── Exercise material

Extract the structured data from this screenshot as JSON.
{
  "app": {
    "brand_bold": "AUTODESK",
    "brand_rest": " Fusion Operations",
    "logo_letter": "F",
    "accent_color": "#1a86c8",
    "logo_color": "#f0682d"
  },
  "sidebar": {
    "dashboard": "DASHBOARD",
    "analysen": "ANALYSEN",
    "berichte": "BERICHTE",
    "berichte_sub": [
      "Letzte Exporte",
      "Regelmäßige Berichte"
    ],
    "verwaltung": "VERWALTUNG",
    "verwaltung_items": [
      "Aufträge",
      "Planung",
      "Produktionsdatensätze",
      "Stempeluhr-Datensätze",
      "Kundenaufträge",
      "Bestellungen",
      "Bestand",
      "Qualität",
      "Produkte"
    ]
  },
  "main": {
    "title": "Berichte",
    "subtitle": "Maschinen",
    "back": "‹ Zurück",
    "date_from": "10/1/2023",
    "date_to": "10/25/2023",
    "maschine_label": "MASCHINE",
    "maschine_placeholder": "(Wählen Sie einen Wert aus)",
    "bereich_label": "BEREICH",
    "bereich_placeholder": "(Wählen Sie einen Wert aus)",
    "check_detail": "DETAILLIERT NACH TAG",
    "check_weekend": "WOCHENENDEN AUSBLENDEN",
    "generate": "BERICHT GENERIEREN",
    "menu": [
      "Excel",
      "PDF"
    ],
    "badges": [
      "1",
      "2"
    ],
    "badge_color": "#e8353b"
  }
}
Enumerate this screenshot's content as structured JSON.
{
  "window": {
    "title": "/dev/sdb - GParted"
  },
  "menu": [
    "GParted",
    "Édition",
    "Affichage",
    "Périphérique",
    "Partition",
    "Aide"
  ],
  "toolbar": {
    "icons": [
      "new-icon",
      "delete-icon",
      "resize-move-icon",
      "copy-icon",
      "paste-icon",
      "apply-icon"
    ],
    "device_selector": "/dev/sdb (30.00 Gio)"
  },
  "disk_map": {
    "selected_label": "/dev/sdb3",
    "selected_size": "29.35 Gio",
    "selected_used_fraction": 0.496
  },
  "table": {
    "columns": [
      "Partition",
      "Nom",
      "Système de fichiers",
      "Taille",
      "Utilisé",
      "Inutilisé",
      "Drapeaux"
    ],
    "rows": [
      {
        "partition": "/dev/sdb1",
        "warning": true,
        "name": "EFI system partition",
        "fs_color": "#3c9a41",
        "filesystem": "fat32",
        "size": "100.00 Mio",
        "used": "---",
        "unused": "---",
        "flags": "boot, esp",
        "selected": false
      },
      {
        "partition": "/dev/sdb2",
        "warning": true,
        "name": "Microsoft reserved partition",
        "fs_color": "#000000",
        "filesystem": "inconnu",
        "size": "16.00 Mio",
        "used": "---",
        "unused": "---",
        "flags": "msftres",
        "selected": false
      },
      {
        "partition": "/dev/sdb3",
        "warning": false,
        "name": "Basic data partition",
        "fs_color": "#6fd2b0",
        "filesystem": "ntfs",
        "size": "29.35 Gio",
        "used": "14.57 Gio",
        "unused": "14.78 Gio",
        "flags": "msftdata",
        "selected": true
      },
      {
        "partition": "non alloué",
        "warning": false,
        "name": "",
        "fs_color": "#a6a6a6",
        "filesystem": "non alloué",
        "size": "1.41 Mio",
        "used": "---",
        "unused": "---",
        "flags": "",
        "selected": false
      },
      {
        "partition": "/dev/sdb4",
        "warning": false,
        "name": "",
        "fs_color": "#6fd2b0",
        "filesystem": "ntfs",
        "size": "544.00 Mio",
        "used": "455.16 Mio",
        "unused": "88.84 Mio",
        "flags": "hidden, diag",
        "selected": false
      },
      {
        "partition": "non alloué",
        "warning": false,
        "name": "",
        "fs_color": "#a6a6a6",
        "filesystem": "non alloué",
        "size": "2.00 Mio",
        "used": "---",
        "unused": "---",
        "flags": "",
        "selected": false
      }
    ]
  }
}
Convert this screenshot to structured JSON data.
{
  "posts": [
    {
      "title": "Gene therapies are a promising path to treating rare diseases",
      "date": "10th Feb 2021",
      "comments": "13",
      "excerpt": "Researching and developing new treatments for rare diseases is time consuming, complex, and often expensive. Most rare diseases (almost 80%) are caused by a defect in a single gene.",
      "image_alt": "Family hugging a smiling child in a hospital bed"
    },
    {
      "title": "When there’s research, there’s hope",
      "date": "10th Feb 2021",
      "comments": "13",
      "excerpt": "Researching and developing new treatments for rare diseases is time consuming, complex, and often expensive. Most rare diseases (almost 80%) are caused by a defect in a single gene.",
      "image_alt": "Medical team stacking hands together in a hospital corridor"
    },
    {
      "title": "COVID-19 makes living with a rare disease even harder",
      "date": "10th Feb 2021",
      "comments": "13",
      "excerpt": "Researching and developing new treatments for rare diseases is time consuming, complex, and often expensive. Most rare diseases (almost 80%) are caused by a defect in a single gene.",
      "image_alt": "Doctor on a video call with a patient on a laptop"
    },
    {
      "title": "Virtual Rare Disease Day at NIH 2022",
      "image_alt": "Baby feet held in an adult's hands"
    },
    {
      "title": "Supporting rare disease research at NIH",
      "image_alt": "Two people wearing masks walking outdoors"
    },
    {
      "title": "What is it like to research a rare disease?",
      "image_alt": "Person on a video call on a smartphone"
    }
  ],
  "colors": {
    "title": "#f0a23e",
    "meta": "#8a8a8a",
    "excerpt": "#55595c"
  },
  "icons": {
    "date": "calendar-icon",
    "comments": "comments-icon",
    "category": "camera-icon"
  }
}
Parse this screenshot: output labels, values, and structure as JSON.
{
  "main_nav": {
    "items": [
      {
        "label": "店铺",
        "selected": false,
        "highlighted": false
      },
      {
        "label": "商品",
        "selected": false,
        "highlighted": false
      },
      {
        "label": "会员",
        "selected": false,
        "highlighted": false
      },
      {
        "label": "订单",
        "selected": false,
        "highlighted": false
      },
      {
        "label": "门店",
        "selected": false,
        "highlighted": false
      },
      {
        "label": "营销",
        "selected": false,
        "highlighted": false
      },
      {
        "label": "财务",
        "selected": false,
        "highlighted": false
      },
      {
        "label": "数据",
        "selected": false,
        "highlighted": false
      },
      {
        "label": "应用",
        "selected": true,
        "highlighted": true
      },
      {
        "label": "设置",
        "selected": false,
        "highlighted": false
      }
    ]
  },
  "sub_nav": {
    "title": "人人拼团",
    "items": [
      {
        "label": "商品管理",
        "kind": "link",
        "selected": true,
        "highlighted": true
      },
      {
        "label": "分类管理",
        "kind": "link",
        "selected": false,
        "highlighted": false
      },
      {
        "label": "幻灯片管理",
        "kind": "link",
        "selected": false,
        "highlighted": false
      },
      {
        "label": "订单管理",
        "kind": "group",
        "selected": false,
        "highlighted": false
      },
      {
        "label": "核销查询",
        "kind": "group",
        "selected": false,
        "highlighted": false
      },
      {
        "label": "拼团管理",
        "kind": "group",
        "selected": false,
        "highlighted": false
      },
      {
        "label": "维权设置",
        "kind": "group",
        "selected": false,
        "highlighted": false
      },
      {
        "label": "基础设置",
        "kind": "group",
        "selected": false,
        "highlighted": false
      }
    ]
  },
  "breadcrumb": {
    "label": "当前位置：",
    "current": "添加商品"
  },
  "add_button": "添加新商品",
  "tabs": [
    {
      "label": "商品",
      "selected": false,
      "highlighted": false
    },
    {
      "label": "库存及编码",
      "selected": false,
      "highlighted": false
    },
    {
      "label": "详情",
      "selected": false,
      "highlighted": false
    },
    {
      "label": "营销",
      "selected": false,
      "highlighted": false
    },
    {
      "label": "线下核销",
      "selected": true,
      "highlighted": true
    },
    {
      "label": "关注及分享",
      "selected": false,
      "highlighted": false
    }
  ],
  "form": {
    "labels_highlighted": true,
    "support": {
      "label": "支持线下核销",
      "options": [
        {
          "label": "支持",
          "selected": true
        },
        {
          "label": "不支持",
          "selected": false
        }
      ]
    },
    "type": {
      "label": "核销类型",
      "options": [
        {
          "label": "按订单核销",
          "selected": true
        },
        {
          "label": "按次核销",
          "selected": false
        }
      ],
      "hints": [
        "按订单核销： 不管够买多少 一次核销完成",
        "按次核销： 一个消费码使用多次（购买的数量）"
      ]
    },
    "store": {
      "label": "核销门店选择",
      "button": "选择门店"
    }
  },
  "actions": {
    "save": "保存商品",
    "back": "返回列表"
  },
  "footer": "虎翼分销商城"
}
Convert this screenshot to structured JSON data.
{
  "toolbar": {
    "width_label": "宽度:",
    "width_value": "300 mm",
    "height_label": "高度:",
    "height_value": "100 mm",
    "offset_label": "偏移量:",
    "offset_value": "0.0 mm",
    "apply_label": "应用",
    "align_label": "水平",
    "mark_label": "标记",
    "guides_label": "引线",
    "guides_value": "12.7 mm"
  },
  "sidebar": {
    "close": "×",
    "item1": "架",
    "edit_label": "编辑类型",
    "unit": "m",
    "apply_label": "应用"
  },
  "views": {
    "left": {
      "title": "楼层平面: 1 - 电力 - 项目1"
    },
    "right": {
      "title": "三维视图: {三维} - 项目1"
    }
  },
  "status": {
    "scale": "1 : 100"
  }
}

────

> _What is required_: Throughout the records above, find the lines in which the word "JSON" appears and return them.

> _Answer space_:
Extract the structured data from this screenshot as JSON.
Enumerate this screenshot's content as structured JSON.
Convert this screenshot to structured JSON data.
Parse this screenshot: output labels, values, and structure as JSON.
Convert this screenshot to structured JSON data.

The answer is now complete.